My computer takes ten minutes to boot up. It must have a virus or something. It needs to be completely restored. System Restore closes about one quarter of the way through. How much will it cost to restore the computer?
The Cost of Restoring a Computer to Factory Condition
Here at Filetonic.com, we don't offer hands-on technical support or actual repairs, so I can't give you an estimate. As far as cost in general, it's hard to say. Your local computer shop may charge by the hour or have fixed prices for specific services. In addition to paying for a computer technician to perform the repair, you may need to pay for a recovery disc if your computer does not currently have one. If data recovery is needed in order to retrieve data on your computer, that will add to the cost as well.
Do-It-Yourself Computer Restoration
If you have the original CDs that came with your system, restoring your computer to its factory original condition is fairly simple. Really, it's a matter of inserting the CD and following the prompts. Of course, since it restores the PC to its original condition, it's going to wipe away all of your data and any software or devices you have installed since you first purchased the computer. Since your computer does function, albeit slowly, you have a huge advantage in that you can copy your data files to a USB drive, CD-ROM disc, or some other backup media. After restoring your computer, you can then copy your data back onto the system.
Reinstalling Software and Hardware
You will also need to reinstall all software and hardware devices that didn't come with the system from the factory. Hopefully, you have the original installation discs for these items. If you purchased and downloaded software online, before you restore the computer, write down the product numbers, license numbers, or serial numbers related to the purchase. This information is usually found in the About tab of the software. You may need to contact the vendor to re-download the software. If the software is older, the program may no longer be available, so be aware of that possibility.
Whether you restore the PC yourself or have a computer repair shop do it, you'll still face these data and software reinstallation issues, so do as much as you can before the restoration to make the reinstallation process as smooth as possible.
Alternatives to Computer Restoration
Because of the hassle factor, consider other options before resorting to a full restoration. Again, go ahead and backup your data as anything could happen and you'll want to ensure that your data is safe.

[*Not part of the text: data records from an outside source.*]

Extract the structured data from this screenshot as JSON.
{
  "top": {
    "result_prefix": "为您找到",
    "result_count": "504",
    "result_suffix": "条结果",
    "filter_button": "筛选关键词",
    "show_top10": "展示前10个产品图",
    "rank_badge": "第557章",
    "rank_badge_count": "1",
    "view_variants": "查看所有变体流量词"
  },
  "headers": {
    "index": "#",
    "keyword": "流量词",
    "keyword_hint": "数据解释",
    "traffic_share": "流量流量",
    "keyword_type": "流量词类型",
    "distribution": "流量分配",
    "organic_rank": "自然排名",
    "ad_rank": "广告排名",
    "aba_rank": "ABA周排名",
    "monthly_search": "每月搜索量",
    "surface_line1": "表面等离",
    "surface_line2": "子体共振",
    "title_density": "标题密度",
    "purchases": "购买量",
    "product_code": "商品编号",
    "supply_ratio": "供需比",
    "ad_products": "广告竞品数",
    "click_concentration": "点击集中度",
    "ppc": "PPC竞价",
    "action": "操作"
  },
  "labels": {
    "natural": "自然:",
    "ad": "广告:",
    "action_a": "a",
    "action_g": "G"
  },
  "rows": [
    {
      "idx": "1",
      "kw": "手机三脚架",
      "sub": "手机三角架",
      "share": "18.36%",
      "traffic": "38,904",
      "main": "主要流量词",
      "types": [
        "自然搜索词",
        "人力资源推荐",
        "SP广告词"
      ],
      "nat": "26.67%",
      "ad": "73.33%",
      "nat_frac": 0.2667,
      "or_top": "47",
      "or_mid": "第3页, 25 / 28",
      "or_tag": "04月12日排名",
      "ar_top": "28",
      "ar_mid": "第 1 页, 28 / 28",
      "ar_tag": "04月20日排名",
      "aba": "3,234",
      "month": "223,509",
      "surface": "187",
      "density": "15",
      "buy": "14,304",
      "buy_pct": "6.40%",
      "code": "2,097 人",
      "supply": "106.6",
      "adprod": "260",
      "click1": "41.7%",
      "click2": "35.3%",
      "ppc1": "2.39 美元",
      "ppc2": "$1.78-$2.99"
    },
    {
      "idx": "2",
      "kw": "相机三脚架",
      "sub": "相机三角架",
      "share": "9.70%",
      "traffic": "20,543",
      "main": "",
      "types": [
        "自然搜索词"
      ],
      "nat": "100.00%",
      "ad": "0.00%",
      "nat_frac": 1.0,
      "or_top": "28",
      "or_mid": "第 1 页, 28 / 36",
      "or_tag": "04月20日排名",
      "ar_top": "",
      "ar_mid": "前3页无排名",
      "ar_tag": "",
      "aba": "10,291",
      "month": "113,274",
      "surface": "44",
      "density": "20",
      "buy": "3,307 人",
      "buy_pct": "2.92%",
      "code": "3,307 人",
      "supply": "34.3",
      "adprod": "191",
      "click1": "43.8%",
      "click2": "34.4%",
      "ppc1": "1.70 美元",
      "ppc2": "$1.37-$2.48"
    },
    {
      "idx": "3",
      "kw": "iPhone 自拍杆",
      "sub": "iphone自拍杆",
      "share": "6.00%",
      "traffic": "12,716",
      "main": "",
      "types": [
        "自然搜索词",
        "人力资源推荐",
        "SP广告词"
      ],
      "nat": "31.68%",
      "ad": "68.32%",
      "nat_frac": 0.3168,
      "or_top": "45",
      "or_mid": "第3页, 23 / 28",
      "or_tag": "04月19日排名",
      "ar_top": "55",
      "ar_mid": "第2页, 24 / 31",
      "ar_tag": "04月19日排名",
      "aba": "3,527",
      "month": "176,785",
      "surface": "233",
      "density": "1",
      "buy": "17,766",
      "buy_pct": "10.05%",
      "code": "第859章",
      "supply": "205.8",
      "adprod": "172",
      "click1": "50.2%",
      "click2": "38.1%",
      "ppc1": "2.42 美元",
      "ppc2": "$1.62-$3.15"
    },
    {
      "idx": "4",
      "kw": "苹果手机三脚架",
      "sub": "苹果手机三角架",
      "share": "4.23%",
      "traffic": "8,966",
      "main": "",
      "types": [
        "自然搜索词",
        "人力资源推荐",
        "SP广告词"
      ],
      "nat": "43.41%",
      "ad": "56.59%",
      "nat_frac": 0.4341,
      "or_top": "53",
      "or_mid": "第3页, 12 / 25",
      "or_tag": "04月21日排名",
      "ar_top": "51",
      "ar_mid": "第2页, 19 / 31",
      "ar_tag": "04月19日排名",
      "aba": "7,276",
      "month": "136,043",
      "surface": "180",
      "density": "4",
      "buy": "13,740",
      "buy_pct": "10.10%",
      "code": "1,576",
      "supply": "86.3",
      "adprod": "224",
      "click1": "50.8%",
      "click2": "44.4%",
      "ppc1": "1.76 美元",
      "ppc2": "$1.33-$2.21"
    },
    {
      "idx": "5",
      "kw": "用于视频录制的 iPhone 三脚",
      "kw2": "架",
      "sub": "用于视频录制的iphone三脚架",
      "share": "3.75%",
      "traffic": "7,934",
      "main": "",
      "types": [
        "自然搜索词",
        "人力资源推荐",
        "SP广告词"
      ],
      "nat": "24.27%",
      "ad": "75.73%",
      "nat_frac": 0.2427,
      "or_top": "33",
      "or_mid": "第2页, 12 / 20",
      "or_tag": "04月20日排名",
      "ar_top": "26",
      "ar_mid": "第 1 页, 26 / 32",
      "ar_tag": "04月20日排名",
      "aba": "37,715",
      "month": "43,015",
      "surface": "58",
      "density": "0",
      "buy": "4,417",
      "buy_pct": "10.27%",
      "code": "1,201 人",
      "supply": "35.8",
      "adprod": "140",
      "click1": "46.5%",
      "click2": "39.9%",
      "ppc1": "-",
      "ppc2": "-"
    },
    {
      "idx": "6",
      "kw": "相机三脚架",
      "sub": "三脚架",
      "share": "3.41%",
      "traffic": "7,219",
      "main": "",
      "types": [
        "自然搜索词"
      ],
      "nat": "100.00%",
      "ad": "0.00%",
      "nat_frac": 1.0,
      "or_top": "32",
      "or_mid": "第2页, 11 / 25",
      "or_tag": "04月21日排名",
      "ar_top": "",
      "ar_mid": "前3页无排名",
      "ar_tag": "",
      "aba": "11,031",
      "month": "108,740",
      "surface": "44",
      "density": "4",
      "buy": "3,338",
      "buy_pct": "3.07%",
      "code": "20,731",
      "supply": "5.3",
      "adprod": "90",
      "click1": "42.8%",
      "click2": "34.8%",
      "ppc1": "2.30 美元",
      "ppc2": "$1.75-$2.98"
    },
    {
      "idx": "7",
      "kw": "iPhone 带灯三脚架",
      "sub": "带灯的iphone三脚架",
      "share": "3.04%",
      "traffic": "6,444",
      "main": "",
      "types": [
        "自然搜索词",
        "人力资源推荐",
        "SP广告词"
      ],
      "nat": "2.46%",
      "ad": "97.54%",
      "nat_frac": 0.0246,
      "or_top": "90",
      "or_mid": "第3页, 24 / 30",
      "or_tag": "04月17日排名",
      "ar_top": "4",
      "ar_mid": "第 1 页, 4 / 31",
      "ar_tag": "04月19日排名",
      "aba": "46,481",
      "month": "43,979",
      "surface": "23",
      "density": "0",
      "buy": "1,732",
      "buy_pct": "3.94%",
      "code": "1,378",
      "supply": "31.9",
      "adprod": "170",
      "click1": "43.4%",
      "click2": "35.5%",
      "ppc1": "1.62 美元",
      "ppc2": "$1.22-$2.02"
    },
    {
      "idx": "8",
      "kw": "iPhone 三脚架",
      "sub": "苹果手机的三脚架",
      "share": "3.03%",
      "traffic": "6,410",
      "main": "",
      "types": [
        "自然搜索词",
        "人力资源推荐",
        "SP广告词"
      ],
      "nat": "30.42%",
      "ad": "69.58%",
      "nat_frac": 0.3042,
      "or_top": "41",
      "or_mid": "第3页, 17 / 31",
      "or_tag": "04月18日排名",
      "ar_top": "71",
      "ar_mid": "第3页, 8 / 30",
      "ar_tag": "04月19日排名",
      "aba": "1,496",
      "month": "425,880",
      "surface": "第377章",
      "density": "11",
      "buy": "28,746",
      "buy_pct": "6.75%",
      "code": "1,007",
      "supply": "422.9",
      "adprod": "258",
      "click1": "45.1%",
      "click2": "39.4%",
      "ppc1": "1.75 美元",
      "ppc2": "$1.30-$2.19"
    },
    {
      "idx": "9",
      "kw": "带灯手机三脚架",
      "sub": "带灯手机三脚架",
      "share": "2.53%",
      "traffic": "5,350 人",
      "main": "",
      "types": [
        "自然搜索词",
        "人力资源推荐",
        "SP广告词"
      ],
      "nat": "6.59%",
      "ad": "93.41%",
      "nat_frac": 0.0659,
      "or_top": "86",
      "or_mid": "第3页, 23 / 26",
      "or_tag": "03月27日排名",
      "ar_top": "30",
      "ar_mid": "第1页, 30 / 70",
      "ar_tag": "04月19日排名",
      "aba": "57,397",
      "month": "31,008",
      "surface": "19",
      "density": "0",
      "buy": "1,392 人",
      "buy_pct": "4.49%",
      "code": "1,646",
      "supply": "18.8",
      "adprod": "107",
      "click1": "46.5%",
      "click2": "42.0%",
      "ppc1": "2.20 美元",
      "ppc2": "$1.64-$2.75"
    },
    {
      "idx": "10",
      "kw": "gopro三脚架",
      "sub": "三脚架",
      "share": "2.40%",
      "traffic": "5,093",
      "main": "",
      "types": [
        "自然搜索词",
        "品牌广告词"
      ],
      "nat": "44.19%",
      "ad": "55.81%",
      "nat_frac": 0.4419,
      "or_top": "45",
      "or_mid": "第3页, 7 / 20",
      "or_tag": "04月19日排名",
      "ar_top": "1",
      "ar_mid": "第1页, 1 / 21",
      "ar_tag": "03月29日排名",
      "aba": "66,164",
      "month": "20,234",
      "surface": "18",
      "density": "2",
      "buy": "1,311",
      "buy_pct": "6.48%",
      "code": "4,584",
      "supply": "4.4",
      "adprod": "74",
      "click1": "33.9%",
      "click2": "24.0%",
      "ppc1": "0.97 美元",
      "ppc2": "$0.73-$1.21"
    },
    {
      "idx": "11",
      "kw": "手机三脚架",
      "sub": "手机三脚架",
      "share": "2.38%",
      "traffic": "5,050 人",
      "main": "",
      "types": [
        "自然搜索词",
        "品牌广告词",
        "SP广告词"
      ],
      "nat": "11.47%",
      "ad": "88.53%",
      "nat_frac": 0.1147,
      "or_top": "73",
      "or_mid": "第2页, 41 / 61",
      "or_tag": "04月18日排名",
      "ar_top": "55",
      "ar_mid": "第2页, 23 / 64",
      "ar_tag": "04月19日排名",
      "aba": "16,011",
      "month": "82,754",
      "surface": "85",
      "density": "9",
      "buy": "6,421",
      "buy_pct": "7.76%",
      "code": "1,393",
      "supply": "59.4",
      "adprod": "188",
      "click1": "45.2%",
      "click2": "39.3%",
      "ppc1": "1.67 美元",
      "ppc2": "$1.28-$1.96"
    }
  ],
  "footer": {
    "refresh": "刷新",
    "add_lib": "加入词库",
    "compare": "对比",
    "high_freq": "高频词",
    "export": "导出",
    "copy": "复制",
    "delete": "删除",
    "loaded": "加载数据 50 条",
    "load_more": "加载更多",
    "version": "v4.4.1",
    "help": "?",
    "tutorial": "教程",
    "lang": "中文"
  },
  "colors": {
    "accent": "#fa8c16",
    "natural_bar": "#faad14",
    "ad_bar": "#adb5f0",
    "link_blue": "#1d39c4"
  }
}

Since you suspect a virus, removing the virus could very well solve your problem once and for all without the hassles of a factory reset. Consider investing in a comprehensive antivirus/antispyware solution and thoroughly cleaning your computer. Several good free programs exist as well as excellent commercial products. We recommend:
- Microsoft Security Essentials (free)
- MalwareBytes (free and commercial versions)
- ParetoLogic AntiVirus Plus (free trial, reasonably priced commercial version)
- Trend Micro Free HouseCall (online scan)
Another option to consider is launching System Restore while in Safe Mode from a command prompt. This may or may not work. However, since Safe Mode launches the bare minimum of processes, this may be enough to eliminate the interference that's disrupting System Restore right now.
Hopefully, a virus cleaner or system restore from Safe Mode will do the trick. If not, check with your local computer repair shop or a service like the Best Buy Geek Squad for a quote on recovering your system.